And this statement leads me to the second issue: the methodological questions. Following the Italian archaeologist Riccardo Francovich, combining methodologies is primordial in order to transform detailed research into a “microhistory” and to make it possible for this to become part of the mechanism that makes of every single case of study an essential element to propose general interpretative models. Agreeing with him, how should we combine them? The effort to match archaeological records and written sources is common to some contributions of this symposium and frequent both in old and modern historiography devoted to Visigothic Hispania, and late antique and early medieval periods in general. Almost always in a subordinated way, archaeology has been key to illustrate, but not to construct, Visigothic history, confirming but rarely discussing what documents record. Written accounts have been therefore the script followed to fit archaeological sequences in chronological frames offered by the former, identifying sometimes uncritically the site and the document and leaving aside the afterlife of the Visigothic settlements, among many other aspects. Updated archaeological theory (for instance, Moreland for the Middle Ages in western Europe) stresses that archaeological and documentary records are both material culture, within their own limits. They generate besides different types of information with equal value, not being therefore necessarily complementary. Aprioristic explanations based on the bigger relevance of written information must be thus rejected, since subordinating archaeology to history does not renew research, but limits interpretations. This is key to opening new venues of research on every type of Visigothic settlement and to address identity from the perspective of materiality. In others words, we cannot go to excavate with Isidore or Valerius.

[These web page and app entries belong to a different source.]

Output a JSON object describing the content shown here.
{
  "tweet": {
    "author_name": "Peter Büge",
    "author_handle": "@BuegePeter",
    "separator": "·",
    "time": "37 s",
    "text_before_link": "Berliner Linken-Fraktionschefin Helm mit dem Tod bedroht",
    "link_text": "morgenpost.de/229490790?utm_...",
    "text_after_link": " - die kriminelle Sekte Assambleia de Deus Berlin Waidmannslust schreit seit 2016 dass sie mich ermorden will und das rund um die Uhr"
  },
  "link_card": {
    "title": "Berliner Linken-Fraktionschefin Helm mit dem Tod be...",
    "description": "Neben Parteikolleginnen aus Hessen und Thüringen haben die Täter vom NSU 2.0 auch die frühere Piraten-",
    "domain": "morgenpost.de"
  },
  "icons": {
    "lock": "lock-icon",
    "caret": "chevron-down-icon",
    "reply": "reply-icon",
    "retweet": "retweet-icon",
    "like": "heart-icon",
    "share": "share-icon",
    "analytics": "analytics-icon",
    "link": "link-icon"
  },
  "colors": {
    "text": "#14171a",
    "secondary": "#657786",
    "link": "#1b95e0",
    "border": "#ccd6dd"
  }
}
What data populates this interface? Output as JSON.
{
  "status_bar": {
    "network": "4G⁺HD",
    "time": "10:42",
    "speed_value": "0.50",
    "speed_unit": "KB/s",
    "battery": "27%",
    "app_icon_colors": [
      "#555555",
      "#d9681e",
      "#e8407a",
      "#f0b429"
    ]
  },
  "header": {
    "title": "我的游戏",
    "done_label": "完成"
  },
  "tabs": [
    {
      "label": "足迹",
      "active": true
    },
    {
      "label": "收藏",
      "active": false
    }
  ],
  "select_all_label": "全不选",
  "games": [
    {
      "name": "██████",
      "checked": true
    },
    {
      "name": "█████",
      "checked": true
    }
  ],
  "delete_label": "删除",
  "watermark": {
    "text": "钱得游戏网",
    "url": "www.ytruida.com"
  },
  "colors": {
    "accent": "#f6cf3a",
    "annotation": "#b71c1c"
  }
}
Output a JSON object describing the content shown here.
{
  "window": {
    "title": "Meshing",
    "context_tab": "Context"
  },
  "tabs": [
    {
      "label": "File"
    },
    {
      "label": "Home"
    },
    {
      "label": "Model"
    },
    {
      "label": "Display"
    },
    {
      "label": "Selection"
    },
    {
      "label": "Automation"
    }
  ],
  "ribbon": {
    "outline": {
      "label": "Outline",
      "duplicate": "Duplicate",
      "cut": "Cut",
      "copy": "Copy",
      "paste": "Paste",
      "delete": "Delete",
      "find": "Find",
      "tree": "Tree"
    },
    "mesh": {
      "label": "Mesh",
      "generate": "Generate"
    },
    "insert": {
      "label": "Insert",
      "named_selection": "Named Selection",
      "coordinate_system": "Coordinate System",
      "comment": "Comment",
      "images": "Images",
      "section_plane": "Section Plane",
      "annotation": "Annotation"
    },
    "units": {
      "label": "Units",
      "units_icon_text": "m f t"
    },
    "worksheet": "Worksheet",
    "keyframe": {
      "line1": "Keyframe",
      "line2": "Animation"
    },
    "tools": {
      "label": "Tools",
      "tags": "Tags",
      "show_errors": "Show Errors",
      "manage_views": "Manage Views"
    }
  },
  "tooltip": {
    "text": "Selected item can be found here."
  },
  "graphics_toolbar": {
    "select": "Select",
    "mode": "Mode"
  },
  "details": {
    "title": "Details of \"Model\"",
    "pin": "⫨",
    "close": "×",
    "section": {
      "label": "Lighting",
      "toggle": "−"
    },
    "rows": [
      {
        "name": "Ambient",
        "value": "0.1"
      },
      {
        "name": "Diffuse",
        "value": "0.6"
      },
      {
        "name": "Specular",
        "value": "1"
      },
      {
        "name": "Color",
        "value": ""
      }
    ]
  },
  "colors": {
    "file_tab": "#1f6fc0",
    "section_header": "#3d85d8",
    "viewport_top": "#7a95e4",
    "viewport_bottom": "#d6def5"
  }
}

Once I have shown my concern about the relationship of research methodologies to the study of Visigothic Hispania, my last question deals with the connection of the contributions themselves and therefore the multidisciplinary frame that this symposium pursues. Agreeing about the necessity of taking part in such a research frame, how could we join now the discourses and conclusions offered by the above studies to figure out a Visigothic identity? Like the pieces of a big blurred puzzle, it is difficult for me to bring these contributions together and arrive at an updated view of Visigothic identity, which I have the impression is still strongly bonded to religious character, as mentioned above. Apart from this, how can we trace the regional liturgies underscored by Lester in the architectural remains preserved from that period? Are those liturgies actually observable in the material record? Is it possible to trace the supposed eastern influence on monastic complexes defended by Martínez Tejera? Is it actually right to liken liturgical tradition and architectural reflection?
These are only selected questions that aim to demonstrate the future challenge to sharing these perspectives for the purpose of eliciting an overview on identity, not on identities. But maybe it is still early and we have to wait for the coming symposia to address further themes and issues to find the ways to interrelate them and to convert the multidisciplinary frame into an interdisciplinary one.
 Riccardo Francovich, “L’archeologia medievale italiana fra storia e gestione del patrimonio,” Quaderni Medievali 55 (2003): 102-16.
 John Moreland, Archaeology and Text (London: Duckworth, 2001).